Lines containing the word "mercadolivre" are to be copied from the data below.
======== RECORDS SHOWN
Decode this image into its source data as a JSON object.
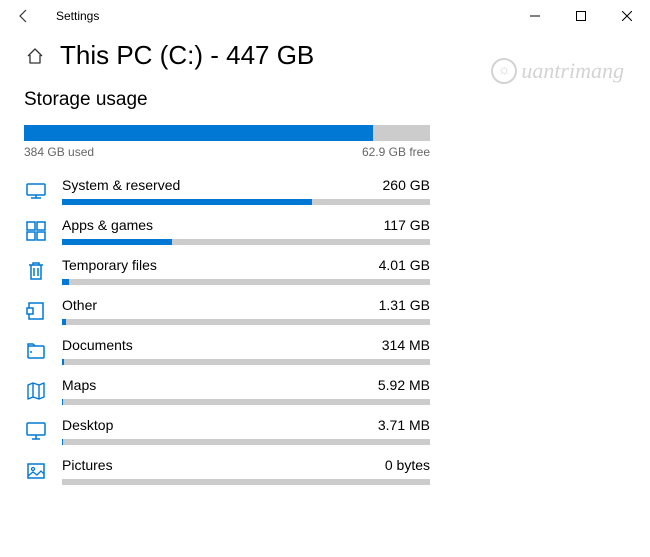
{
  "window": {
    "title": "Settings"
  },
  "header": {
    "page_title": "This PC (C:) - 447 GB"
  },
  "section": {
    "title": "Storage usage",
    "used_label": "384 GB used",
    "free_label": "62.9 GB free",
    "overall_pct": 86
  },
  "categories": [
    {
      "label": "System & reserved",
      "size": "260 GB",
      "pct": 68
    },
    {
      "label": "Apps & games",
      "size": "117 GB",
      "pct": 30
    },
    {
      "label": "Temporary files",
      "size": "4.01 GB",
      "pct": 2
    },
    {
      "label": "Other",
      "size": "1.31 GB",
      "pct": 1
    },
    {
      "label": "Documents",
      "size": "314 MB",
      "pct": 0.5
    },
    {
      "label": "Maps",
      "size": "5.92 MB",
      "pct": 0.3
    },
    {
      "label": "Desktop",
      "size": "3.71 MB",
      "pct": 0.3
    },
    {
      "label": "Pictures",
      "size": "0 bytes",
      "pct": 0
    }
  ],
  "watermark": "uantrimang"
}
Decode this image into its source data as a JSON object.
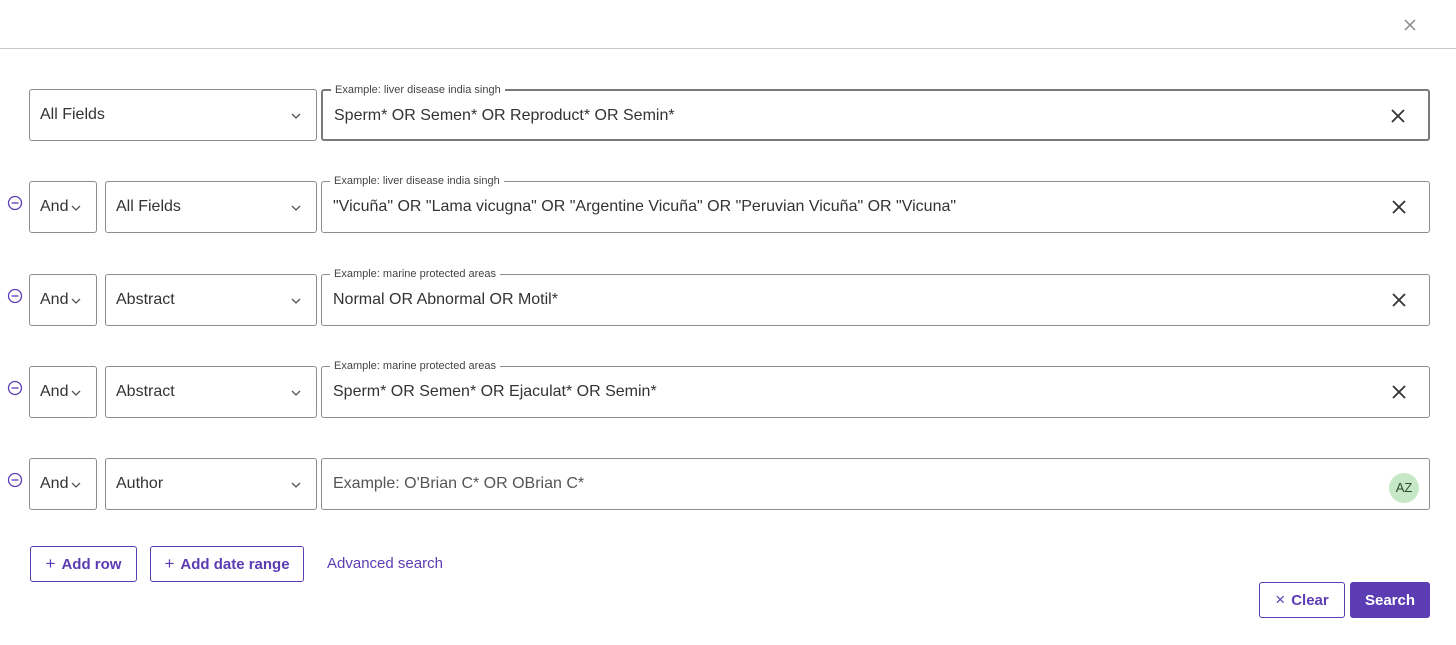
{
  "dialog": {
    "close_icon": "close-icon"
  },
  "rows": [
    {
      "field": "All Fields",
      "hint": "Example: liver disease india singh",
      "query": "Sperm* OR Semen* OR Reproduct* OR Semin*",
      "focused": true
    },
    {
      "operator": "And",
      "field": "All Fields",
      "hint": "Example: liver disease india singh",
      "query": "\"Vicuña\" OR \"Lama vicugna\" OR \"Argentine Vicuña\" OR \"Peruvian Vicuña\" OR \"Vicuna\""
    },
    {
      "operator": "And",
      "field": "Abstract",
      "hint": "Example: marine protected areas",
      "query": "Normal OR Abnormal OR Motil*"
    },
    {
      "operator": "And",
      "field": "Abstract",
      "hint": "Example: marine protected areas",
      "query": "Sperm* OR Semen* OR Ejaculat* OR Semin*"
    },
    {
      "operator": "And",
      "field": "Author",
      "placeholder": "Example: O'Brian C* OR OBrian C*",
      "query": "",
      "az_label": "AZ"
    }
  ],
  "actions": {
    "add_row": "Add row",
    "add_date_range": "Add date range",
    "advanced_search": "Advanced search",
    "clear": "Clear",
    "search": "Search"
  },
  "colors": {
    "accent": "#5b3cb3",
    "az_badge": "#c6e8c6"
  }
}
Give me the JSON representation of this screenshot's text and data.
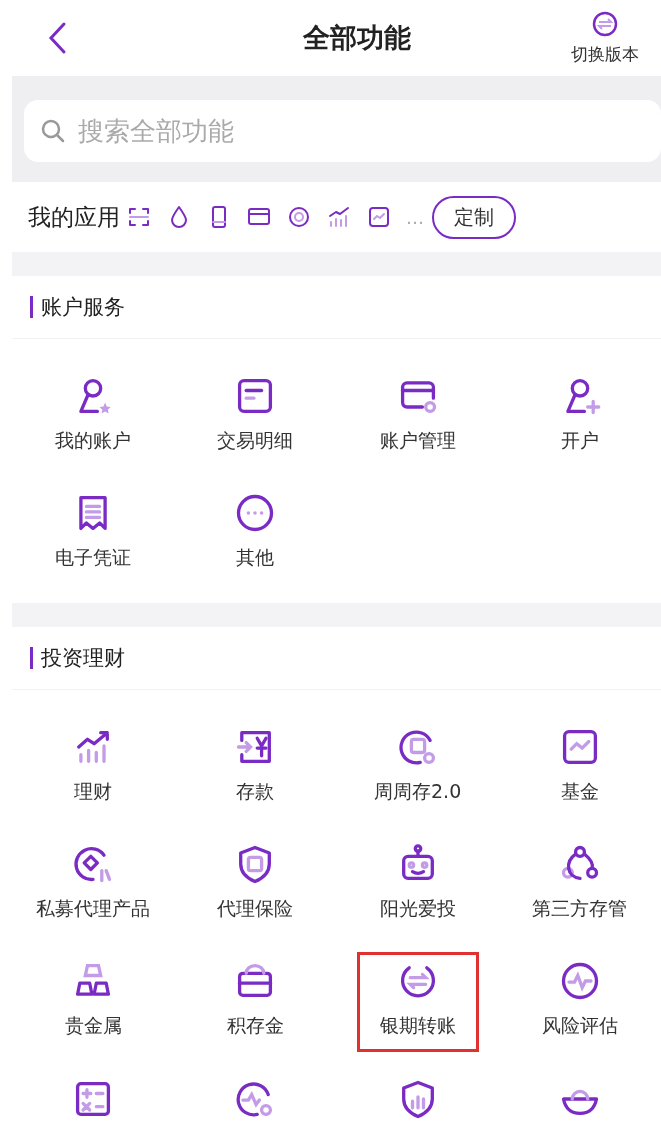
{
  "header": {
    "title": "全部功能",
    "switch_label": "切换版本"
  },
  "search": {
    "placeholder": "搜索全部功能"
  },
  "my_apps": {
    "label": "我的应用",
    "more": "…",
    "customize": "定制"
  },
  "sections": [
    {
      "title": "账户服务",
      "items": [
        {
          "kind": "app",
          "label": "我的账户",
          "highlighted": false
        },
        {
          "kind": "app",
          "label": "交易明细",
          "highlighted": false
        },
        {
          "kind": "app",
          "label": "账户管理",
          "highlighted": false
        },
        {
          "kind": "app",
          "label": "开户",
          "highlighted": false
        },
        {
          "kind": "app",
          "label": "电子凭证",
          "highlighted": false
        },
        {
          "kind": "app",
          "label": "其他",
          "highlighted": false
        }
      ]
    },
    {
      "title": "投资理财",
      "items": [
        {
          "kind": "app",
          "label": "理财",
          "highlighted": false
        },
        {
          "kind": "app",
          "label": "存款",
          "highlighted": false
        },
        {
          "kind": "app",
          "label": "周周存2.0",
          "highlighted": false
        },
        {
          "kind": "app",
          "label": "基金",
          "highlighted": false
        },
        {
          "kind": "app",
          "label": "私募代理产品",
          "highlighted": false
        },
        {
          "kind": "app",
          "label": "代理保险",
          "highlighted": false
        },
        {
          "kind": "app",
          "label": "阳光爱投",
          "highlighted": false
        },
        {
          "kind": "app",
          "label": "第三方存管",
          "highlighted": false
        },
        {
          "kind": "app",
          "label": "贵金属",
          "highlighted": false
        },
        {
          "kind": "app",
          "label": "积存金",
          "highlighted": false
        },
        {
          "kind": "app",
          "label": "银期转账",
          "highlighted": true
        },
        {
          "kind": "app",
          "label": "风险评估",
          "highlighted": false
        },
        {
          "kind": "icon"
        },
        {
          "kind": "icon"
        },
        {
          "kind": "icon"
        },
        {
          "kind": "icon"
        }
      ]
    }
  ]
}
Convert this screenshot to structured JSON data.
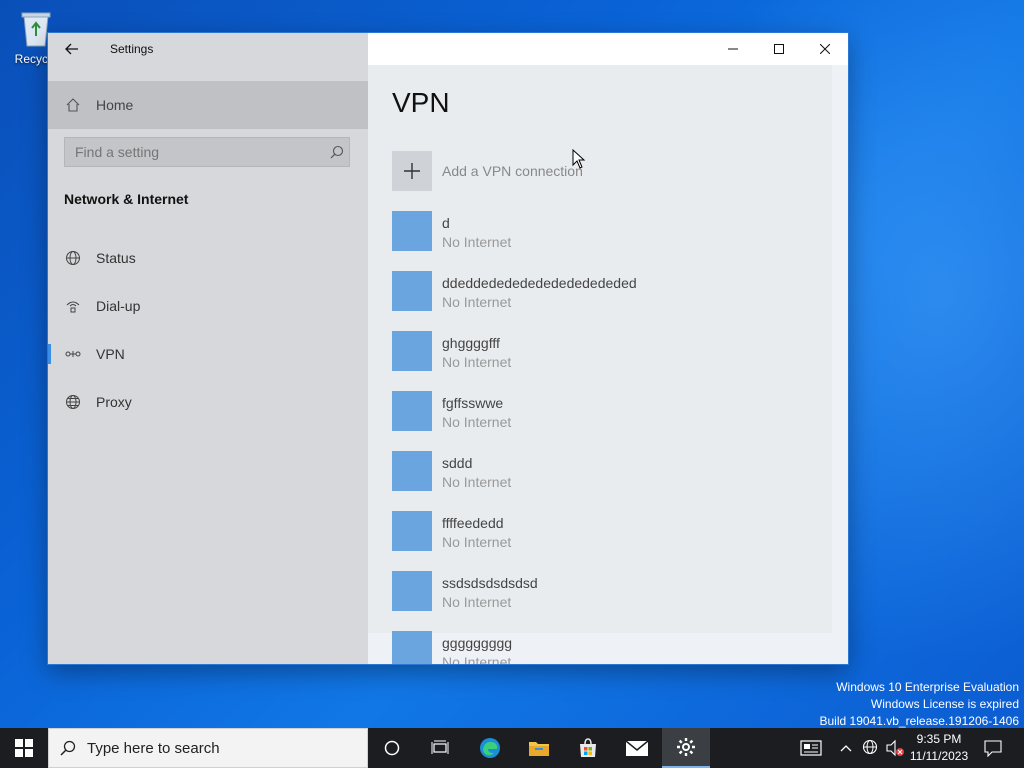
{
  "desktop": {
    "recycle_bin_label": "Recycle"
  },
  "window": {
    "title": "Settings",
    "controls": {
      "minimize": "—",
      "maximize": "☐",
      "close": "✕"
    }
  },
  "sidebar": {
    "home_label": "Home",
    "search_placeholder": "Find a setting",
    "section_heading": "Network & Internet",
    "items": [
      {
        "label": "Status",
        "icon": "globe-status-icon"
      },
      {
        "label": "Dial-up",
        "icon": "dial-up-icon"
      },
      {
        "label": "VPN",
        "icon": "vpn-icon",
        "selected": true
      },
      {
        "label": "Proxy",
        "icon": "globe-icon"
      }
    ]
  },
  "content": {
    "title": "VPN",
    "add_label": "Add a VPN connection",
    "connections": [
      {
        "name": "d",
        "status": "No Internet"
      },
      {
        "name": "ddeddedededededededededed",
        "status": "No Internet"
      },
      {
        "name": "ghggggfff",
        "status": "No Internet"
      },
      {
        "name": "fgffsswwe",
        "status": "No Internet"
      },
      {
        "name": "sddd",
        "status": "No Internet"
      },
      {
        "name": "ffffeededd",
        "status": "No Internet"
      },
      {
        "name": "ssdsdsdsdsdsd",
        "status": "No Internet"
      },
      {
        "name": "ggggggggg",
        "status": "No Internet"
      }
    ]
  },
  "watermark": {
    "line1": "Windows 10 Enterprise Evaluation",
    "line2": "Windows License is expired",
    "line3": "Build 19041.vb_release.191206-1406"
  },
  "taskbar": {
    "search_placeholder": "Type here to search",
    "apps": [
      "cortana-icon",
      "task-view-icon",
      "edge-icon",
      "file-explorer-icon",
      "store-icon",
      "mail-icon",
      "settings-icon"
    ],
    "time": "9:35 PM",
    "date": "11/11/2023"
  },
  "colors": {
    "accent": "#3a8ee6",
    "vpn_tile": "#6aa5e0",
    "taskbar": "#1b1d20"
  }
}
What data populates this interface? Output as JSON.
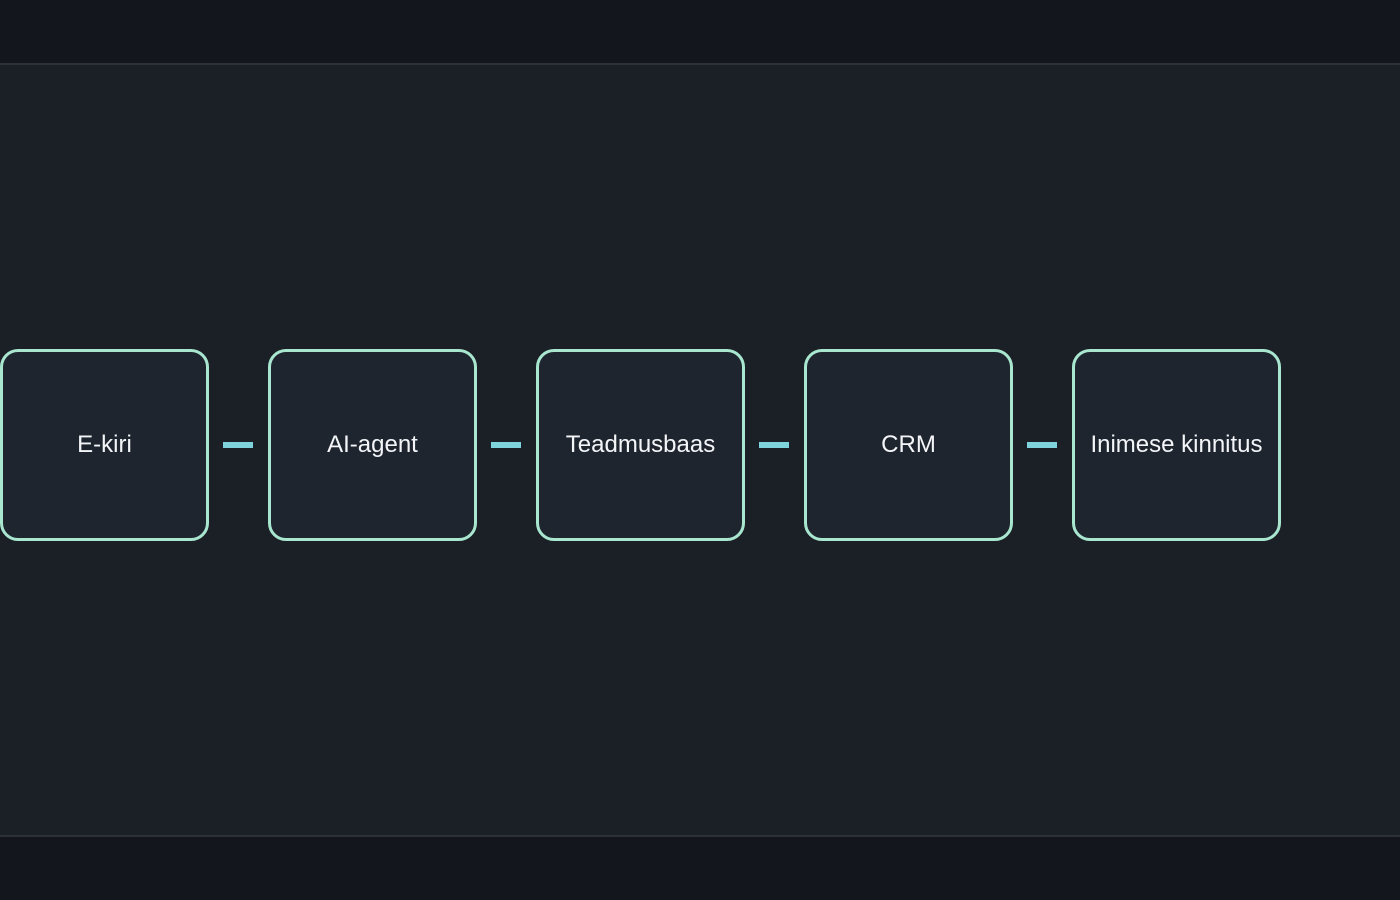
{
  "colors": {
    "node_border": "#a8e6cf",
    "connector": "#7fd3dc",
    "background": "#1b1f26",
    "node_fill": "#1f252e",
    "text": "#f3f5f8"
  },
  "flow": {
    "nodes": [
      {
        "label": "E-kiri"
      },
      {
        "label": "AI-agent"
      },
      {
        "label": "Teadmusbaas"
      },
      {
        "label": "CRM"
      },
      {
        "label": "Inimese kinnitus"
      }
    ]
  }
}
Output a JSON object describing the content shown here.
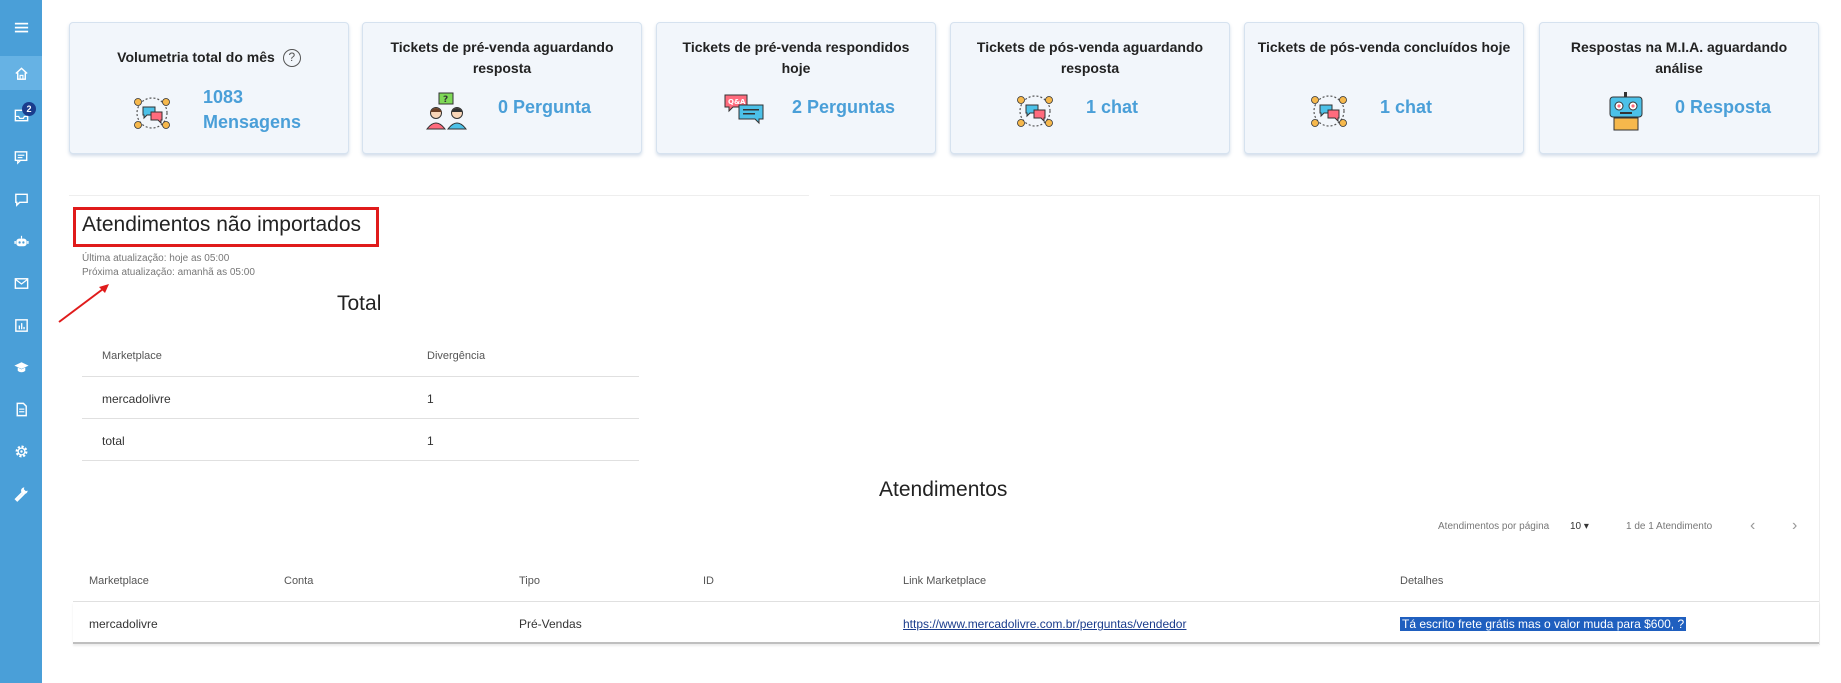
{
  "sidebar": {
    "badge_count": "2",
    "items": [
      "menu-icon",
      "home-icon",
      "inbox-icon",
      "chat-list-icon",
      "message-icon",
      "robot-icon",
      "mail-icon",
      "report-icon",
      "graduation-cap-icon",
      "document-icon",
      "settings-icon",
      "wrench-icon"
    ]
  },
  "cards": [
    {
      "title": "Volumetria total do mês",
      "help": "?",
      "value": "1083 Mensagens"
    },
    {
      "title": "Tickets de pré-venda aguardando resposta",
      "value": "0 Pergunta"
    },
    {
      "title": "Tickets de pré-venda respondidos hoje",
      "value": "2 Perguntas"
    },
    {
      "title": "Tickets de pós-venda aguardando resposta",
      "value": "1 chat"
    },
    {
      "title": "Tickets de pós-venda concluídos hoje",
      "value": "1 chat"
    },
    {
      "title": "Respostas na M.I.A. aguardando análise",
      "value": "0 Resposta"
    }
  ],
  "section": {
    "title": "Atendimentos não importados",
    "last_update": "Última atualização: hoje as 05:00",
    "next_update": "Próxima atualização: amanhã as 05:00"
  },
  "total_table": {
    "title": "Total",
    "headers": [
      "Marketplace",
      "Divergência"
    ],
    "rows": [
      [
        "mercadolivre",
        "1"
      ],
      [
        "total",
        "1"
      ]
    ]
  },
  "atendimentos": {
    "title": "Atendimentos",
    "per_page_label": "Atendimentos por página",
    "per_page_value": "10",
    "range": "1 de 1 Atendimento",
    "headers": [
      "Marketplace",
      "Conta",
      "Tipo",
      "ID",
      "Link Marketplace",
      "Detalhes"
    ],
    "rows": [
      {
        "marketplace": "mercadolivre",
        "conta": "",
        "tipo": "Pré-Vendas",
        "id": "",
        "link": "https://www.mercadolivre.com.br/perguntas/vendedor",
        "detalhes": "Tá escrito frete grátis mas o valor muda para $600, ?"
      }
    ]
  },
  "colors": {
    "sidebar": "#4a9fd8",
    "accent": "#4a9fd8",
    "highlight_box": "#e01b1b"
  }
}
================
*EXERCISE RESPONSE*
        "mercadolivre",
        "marketplace": "mercadolivre",
        "link": "https://www.mercadolivre.com.br/perguntas/vendedor",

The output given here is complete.